Philip Doddridge (b. London, England, 1702; d. Lisbon, Portugal, 1751) belonged to the Non-conformist Church (not associated with the Church of England). Its members were frequently the focus of discrimination. Offered an education by a rich patron to prepare him for ordination in the Church of England, Doddridge chose instead to remain in the Non-conformist Church. For twenty years he pastored a poor parish in Northampton, where he opened an academy for training Non-conformist ministers and taught most of the subjects himself. Doddridge suffered from tuberculosis, and when Lady Huntington, one of his patrons, offered to finance a trip to Lisbon for his health, he is reputed to have said, "I can as well go to heaven from Lisbon as from Nort… Go to person page >
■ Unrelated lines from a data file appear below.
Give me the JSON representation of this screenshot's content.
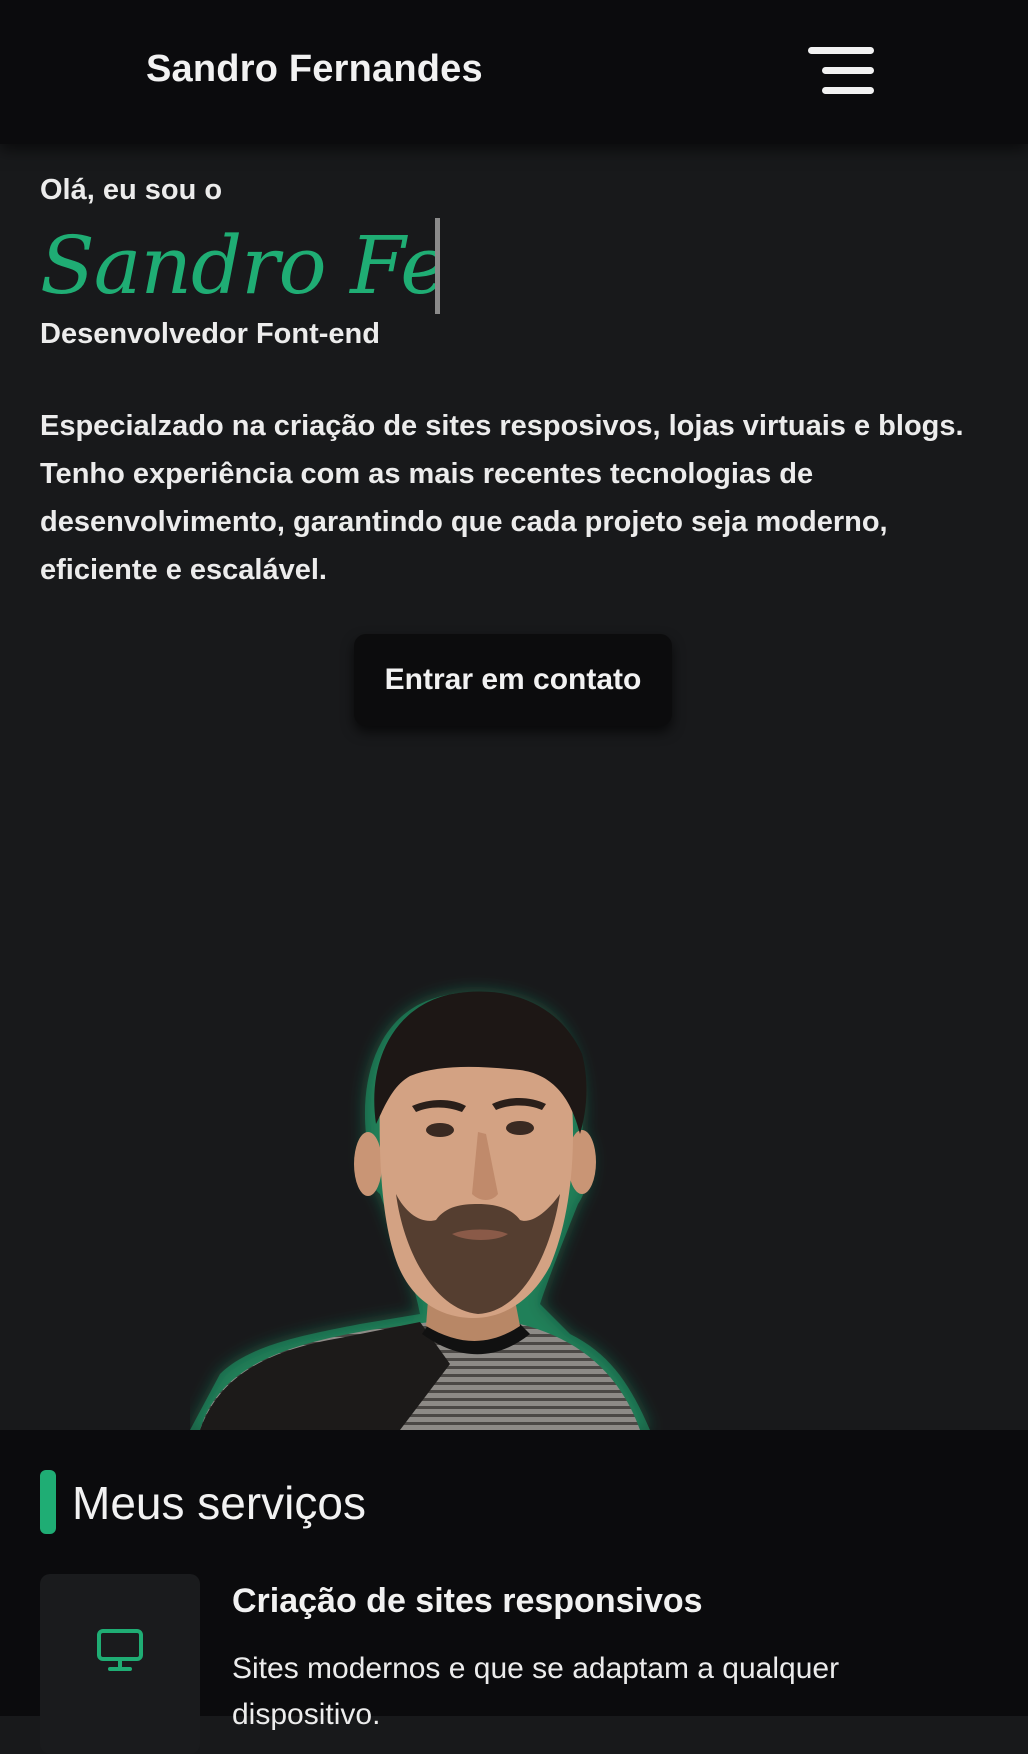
{
  "header": {
    "brand": "Sandro Fernandes",
    "menu_icon": "hamburger-menu-icon"
  },
  "hero": {
    "greeting": "Olá, eu sou o",
    "typed_name": "Sandro Fern",
    "role": "Desenvolvedor Font-end",
    "description": "Especialzado na criação de sites resposivos, lojas virtuais e blogs. Tenho experiência com as mais recentes tecnologias de desenvolvimento, garantindo que cada projeto seja moderno, eficiente e escalável.",
    "cta_label": "Entrar em contato"
  },
  "services": {
    "title": "Meus serviços",
    "items": [
      {
        "icon": "monitor-icon",
        "title": "Criação de sites responsivos",
        "description": "Sites modernos e que se adaptam a qualquer dispositivo."
      }
    ]
  },
  "colors": {
    "accent": "#1fad74",
    "background": "#18191b",
    "header_background": "#0b0b0d"
  }
}
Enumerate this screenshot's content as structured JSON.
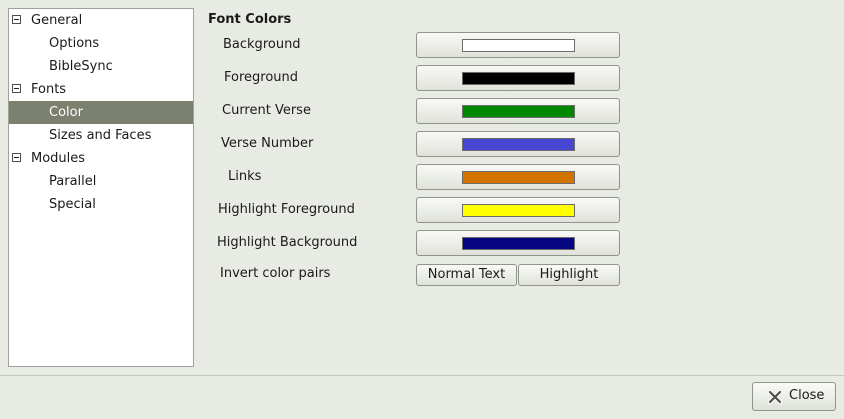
{
  "tree": {
    "items": [
      {
        "label": "General",
        "expanded": true
      },
      {
        "label": "Options"
      },
      {
        "label": "BibleSync"
      },
      {
        "label": "Fonts",
        "expanded": true
      },
      {
        "label": "Color",
        "selected": true
      },
      {
        "label": "Sizes and Faces"
      },
      {
        "label": "Modules",
        "expanded": true
      },
      {
        "label": "Parallel"
      },
      {
        "label": "Special"
      }
    ]
  },
  "main": {
    "section_title": "Font Colors",
    "colors": [
      {
        "label": "Background",
        "color": "#ffffff"
      },
      {
        "label": "Foreground",
        "color": "#000000"
      },
      {
        "label": "Current Verse",
        "color": "#008800"
      },
      {
        "label": "Verse Number",
        "color": "#4646d2"
      },
      {
        "label": "Links",
        "color": "#d27300"
      },
      {
        "label": "Highlight Foreground",
        "color": "#ffff00"
      },
      {
        "label": "Highlight Background",
        "color": "#060682"
      }
    ],
    "invert_label": "Invert color pairs",
    "invert_buttons": [
      "Normal Text",
      "Highlight"
    ]
  },
  "footer": {
    "close_label": "Close",
    "close_icon": "close-icon"
  }
}
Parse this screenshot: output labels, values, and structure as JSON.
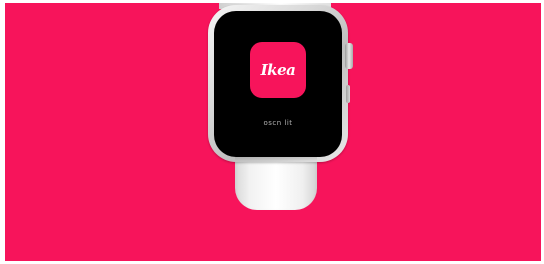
{
  "background_color": "#F7145B",
  "watch": {
    "screen_color": "#000000",
    "app_icon": {
      "logo_text": "Ikea",
      "background_color": "#F7145B",
      "text_color": "#FFFFFF"
    },
    "caption": "oscn lit"
  }
}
God of my life, Thy constant care. P. Doddridge. [New Year.] First published in his (posthumous) Hymns, &c, 1755, No. 134, in 6 stanzas of 4 lines, and headed, "The possibility of dying this Year, Jeremiah xxviii. 16; For New Year's Day." In 1839 it was republished, with slight variations in the text, in J. D. Humphreys's edition of the Hymns, &c, No. 152. In Dr. Dale's English Hymn Book, 1874, No. 1174, stanzas i., iv.-vi., and in Common Praise, 1879, No. 325, stanzas i., iii., v., are given in each case as "God of our life, Thy constant care." An arrangement of stanzas ii.-v. also appeared in Cotterill's Selection, 1810, and later editions, as, "How many kindred souls are fled." This is repeated in a few modern collections.
TRURO is an anonymous tune, first published in Thomas Williams's Psalmodia Evangelica, (second vol., 1789) as a setting for Isaac Watts' "Now to the Lord a noble song." Virtually nothing is known about this eighteenth-century British editor of the two-volume Psalmodia Evangelica, a collection of thr…
Display Title: God Of My Life, Thy Constant CareFirst Line: God of my life, Thy constant careTune Title: TRUROAuthor: Philip Doddridge, 1702-1751Meter: LMSource: Published posthumously in Hymns, founded on Various Texts in the Holy Scriptures,/cite> by Job Orton (Shropshire, England: J. Eddowes & J. Cotton, 1755)